◆ WORK ITEM: Your result should be the lines holding the word "Rain", copied from the entries below.
START INFORMATION GIVEN
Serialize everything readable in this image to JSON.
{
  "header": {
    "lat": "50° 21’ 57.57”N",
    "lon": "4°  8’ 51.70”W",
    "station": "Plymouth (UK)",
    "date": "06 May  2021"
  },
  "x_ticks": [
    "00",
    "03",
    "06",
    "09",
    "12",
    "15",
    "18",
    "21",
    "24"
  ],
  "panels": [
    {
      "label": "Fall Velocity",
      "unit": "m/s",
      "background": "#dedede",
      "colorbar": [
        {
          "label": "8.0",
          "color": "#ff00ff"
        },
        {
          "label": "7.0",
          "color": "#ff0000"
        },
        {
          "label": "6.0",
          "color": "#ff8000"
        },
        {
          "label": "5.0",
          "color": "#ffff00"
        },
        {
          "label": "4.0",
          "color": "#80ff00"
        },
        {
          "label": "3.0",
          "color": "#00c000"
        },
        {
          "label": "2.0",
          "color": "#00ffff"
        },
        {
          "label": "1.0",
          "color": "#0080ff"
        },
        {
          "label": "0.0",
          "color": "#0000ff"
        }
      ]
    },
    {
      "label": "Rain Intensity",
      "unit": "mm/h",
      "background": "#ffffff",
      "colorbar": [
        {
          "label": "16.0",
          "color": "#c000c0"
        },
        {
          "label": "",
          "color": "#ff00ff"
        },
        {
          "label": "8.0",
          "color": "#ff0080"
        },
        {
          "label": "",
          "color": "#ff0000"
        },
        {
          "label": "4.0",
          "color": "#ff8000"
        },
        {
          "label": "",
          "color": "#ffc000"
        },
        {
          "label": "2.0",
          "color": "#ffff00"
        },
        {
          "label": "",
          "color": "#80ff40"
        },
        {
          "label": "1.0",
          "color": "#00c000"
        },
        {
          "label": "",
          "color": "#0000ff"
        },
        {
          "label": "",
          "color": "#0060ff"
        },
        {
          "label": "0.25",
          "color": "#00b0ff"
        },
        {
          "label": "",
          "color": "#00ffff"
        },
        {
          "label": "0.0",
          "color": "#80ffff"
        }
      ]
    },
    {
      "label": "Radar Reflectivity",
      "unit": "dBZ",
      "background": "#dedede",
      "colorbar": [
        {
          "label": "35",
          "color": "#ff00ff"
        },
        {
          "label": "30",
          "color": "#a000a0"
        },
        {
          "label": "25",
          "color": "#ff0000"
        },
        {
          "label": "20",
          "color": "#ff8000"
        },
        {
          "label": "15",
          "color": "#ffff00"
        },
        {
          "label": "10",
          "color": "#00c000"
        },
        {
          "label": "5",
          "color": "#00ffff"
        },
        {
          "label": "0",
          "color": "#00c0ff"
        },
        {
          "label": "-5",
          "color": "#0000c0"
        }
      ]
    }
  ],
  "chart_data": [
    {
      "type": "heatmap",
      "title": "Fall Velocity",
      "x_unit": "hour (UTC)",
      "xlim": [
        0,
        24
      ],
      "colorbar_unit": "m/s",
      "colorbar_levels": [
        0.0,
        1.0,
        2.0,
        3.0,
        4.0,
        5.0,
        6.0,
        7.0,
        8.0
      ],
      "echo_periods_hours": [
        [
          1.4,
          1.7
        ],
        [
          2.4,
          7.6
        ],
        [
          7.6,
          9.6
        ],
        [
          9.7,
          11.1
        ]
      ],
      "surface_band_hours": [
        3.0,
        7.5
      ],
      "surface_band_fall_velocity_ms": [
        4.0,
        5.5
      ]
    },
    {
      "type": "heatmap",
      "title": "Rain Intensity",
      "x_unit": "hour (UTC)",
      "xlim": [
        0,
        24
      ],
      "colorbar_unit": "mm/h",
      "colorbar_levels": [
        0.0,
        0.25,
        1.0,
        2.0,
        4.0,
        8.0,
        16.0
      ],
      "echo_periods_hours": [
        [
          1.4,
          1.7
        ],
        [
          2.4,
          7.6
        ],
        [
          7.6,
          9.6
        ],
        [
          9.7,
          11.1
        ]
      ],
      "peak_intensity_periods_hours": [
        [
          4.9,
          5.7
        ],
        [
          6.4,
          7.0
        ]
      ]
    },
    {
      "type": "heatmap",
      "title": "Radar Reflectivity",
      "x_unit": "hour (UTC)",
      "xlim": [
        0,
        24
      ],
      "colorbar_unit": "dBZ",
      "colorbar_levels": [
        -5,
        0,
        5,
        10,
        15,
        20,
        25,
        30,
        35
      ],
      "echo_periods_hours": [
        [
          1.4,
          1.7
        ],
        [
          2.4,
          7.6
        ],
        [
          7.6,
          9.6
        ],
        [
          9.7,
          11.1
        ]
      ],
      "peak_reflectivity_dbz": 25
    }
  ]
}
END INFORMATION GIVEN
◆ OUTPUT OF THE TASK:
      "label": "Rain Intensity",
      "title": "Rain Intensity",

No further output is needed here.